About this task:
The pictures do not belong in the copy. Restate all of the records word for word.

Data extracts:
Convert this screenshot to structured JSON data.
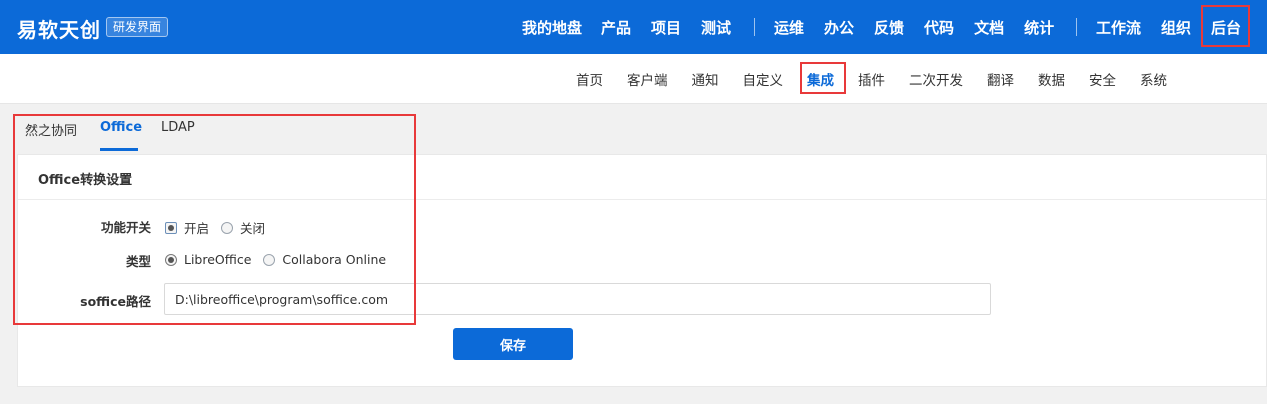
{
  "brand": {
    "name": "易软天创",
    "badge": "研发界面"
  },
  "top_nav": {
    "group1": [
      "我的地盘",
      "产品",
      "项目",
      "测试"
    ],
    "group2": [
      "运维",
      "办公",
      "反馈",
      "代码",
      "文档",
      "统计"
    ],
    "group3": [
      "工作流",
      "组织",
      "后台"
    ],
    "active": "后台"
  },
  "sub_nav": {
    "items": [
      "首页",
      "客户端",
      "通知",
      "自定义",
      "集成",
      "插件",
      "二次开发",
      "翻译",
      "数据",
      "安全",
      "系统"
    ],
    "active": "集成"
  },
  "tabs": {
    "items": [
      "然之协同",
      "Office",
      "LDAP"
    ],
    "active": "Office"
  },
  "card": {
    "title": "Office转换设置",
    "feature_switch": {
      "label": "功能开关",
      "options": [
        "开启",
        "关闭"
      ],
      "selected": "开启"
    },
    "type": {
      "label": "类型",
      "options": [
        "LibreOffice",
        "Collabora Online"
      ],
      "selected": "LibreOffice"
    },
    "soffice_path": {
      "label": "soffice路径",
      "value": "D:\\libreoffice\\program\\soffice.com"
    },
    "save_label": "保存"
  },
  "colors": {
    "primary": "#0c6ad8",
    "highlight": "#e8393a"
  }
}
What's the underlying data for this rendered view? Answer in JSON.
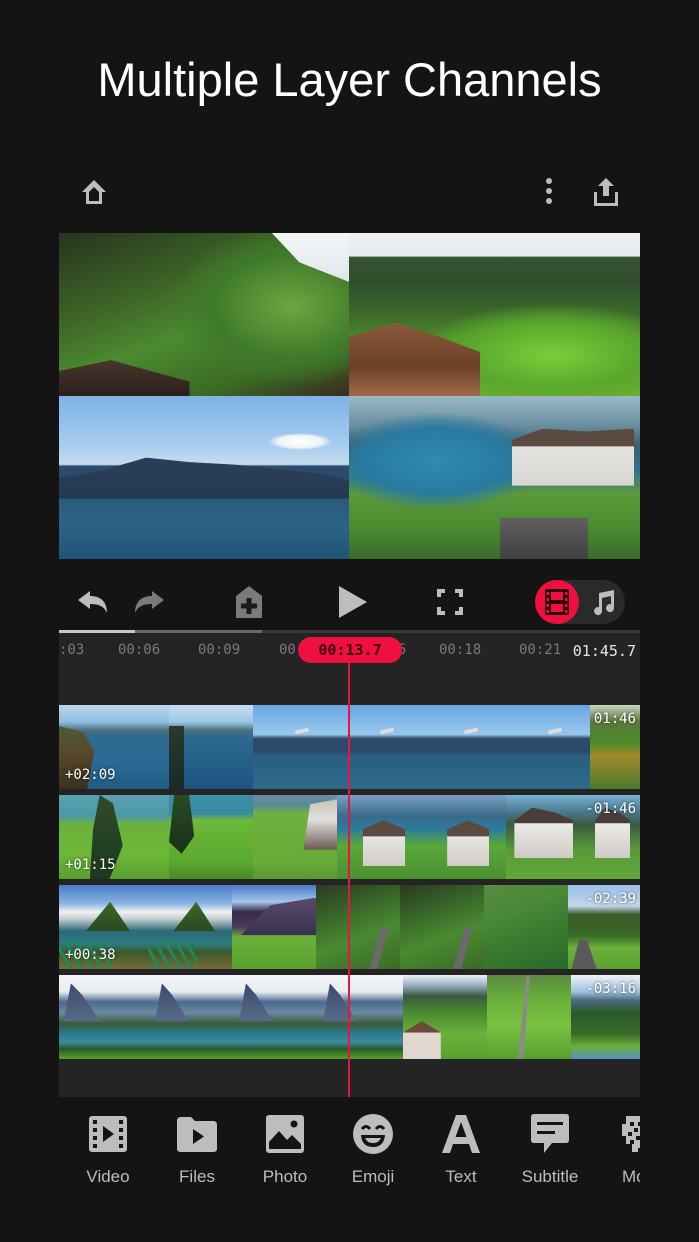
{
  "headline": "Multiple Layer Channels",
  "top_bar": {
    "home_icon": "home-icon",
    "more_icon": "more-vertical-icon",
    "export_icon": "share-upload-icon"
  },
  "preview": {
    "tiles": [
      {
        "name": "rail-hillside",
        "icon": "video-frame"
      },
      {
        "name": "alpine-valley",
        "icon": "video-frame"
      },
      {
        "name": "lake-seagull",
        "icon": "video-frame"
      },
      {
        "name": "lakeside-town",
        "icon": "video-frame"
      }
    ]
  },
  "controls": {
    "undo_icon": "undo-icon",
    "redo_icon": "redo-icon",
    "add_keyframe_icon": "add-keyframe-icon",
    "play_icon": "play-icon",
    "fullscreen_icon": "fullscreen-icon",
    "mode_video_icon": "film-icon",
    "mode_audio_icon": "music-note-icon",
    "active_mode": "video"
  },
  "colors": {
    "accent": "#f0103f",
    "background": "#141414",
    "timeline_bg": "#242424",
    "icon_gray": "#bdbdbd"
  },
  "timeline": {
    "progress": {
      "played_fraction": 0.13,
      "buffered_fraction": 0.35
    },
    "ticks": [
      ":03",
      "00:06",
      "00:09",
      "00",
      "5",
      "00:18",
      "00:21"
    ],
    "current_time": "00:13.7",
    "total_time": "01:45.7",
    "tracks": [
      {
        "offset_label": "+02:09",
        "end_label": "01:46"
      },
      {
        "offset_label": "+01:15",
        "end_label": "-01:46"
      },
      {
        "offset_label": "+00:38",
        "end_label": "-02:39"
      },
      {
        "offset_label": "",
        "end_label": "-03:16"
      }
    ]
  },
  "toolbar": {
    "items": [
      {
        "label": "Video",
        "icon": "video-clip-icon"
      },
      {
        "label": "Files",
        "icon": "folder-play-icon"
      },
      {
        "label": "Photo",
        "icon": "photo-icon"
      },
      {
        "label": "Emoji",
        "icon": "emoji-icon"
      },
      {
        "label": "Text",
        "icon": "text-icon"
      },
      {
        "label": "Subtitle",
        "icon": "subtitle-icon"
      },
      {
        "label": "Mos",
        "icon": "mosaic-icon"
      }
    ]
  }
}
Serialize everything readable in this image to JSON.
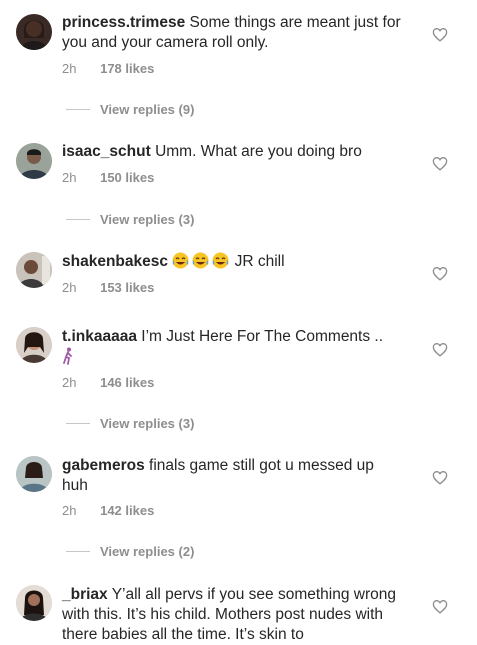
{
  "comments": [
    {
      "username": "princess.trimese",
      "text": "Some things are meant just for you and your camera roll only.",
      "time": "2h",
      "likes": "178 likes",
      "replies": "View replies (9)"
    },
    {
      "username": "isaac_schut",
      "text": "Umm. What are you doing bro",
      "time": "2h",
      "likes": "150 likes",
      "replies": "View replies (3)"
    },
    {
      "username": "shakenbakesc",
      "emoji": [
        "face-with-tears-of-joy-icon",
        "face-with-tears-of-joy-icon",
        "face-with-tears-of-joy-icon"
      ],
      "text": " JR chill",
      "time": "2h",
      "likes": "153 likes"
    },
    {
      "username": "t.inkaaaaa",
      "text": "I’m Just Here For The Comments ..",
      "emoji": [
        "person-walking-icon"
      ],
      "time": "2h",
      "likes": "146 likes",
      "replies": "View replies (3)"
    },
    {
      "username": "gabemeros",
      "text": "finals game still got u messed up huh",
      "time": "2h",
      "likes": "142 likes",
      "replies": "View replies (2)"
    },
    {
      "username": "_briax",
      "text": "Y’all all pervs if you see something wrong with this. It’s his child. Mothers post nudes with there babies all the time. It’s skin to"
    }
  ]
}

Result of the exercise:
Convert this screenshot to structured JSON data.
{
  "brand": {
    "name": "易软天创",
    "badge": "研发界面"
  },
  "top_nav": {
    "group1": [
      "我的地盘",
      "产品",
      "项目",
      "测试"
    ],
    "group2": [
      "运维",
      "办公",
      "反馈",
      "代码",
      "文档",
      "统计"
    ],
    "group3": [
      "工作流",
      "组织",
      "后台"
    ],
    "active": "后台"
  },
  "sub_nav": {
    "items": [
      "首页",
      "客户端",
      "通知",
      "自定义",
      "集成",
      "插件",
      "二次开发",
      "翻译",
      "数据",
      "安全",
      "系统"
    ],
    "active": "集成"
  },
  "tabs": {
    "items": [
      "然之协同",
      "Office",
      "LDAP"
    ],
    "active": "Office"
  },
  "card": {
    "title": "Office转换设置",
    "feature_switch": {
      "label": "功能开关",
      "options": [
        "开启",
        "关闭"
      ],
      "selected": "开启"
    },
    "type": {
      "label": "类型",
      "options": [
        "LibreOffice",
        "Collabora Online"
      ],
      "selected": "LibreOffice"
    },
    "soffice_path": {
      "label": "soffice路径",
      "value": "D:\\libreoffice\\program\\soffice.com"
    },
    "save_label": "保存"
  },
  "colors": {
    "primary": "#0c6ad8",
    "highlight": "#e8393a"
  }
}
What's the underlying data for this rendered view? Answer in JSON.
{
  "headline": "Multiple Layer Channels",
  "top_bar": {
    "home_icon": "home-icon",
    "more_icon": "more-vertical-icon",
    "export_icon": "share-upload-icon"
  },
  "preview": {
    "tiles": [
      {
        "name": "rail-hillside",
        "icon": "video-frame"
      },
      {
        "name": "alpine-valley",
        "icon": "video-frame"
      },
      {
        "name": "lake-seagull",
        "icon": "video-frame"
      },
      {
        "name": "lakeside-town",
        "icon": "video-frame"
      }
    ]
  },
  "controls": {
    "undo_icon": "undo-icon",
    "redo_icon": "redo-icon",
    "add_keyframe_icon": "add-keyframe-icon",
    "play_icon": "play-icon",
    "fullscreen_icon": "fullscreen-icon",
    "mode_video_icon": "film-icon",
    "mode_audio_icon": "music-note-icon",
    "active_mode": "video"
  },
  "colors": {
    "accent": "#f0103f",
    "background": "#141414",
    "timeline_bg": "#242424",
    "icon_gray": "#bdbdbd"
  },
  "timeline": {
    "progress": {
      "played_fraction": 0.13,
      "buffered_fraction": 0.35
    },
    "ticks": [
      ":03",
      "00:06",
      "00:09",
      "00",
      "5",
      "00:18",
      "00:21"
    ],
    "current_time": "00:13.7",
    "total_time": "01:45.7",
    "tracks": [
      {
        "offset_label": "+02:09",
        "end_label": "01:46"
      },
      {
        "offset_label": "+01:15",
        "end_label": "-01:46"
      },
      {
        "offset_label": "+00:38",
        "end_label": "-02:39"
      },
      {
        "offset_label": "",
        "end_label": "-03:16"
      }
    ]
  },
  "toolbar": {
    "items": [
      {
        "label": "Video",
        "icon": "video-clip-icon"
      },
      {
        "label": "Files",
        "icon": "folder-play-icon"
      },
      {
        "label": "Photo",
        "icon": "photo-icon"
      },
      {
        "label": "Emoji",
        "icon": "emoji-icon"
      },
      {
        "label": "Text",
        "icon": "text-icon"
      },
      {
        "label": "Subtitle",
        "icon": "subtitle-icon"
      },
      {
        "label": "Mos",
        "icon": "mosaic-icon"
      }
    ]
  }
}
Serialize everything readable in this image to JSON.
{
  "comments": [
    {
      "username": "princess.trimese",
      "text": "Some things are meant just for you and your camera roll only.",
      "time": "2h",
      "likes": "178 likes",
      "replies": "View replies (9)"
    },
    {
      "username": "isaac_schut",
      "text": "Umm. What are you doing bro",
      "time": "2h",
      "likes": "150 likes",
      "replies": "View replies (3)"
    },
    {
      "username": "shakenbakesc",
      "emoji": [
        "face-with-tears-of-joy-icon",
        "face-with-tears-of-joy-icon",
        "face-with-tears-of-joy-icon"
      ],
      "text": " JR chill",
      "time": "2h",
      "likes": "153 likes"
    },
    {
      "username": "t.inkaaaaa",
      "text": "I’m Just Here For The Comments ..",
      "emoji": [
        "person-walking-icon"
      ],
      "time": "2h",
      "likes": "146 likes",
      "replies": "View replies (3)"
    },
    {
      "username": "gabemeros",
      "text": "finals game still got u messed up huh",
      "time": "2h",
      "likes": "142 likes",
      "replies": "View replies (2)"
    },
    {
      "username": "_briax",
      "text": "Y’all all pervs if you see something wrong with this. It’s his child. Mothers post nudes with there babies all the time. It’s skin to"
    }
  ]
}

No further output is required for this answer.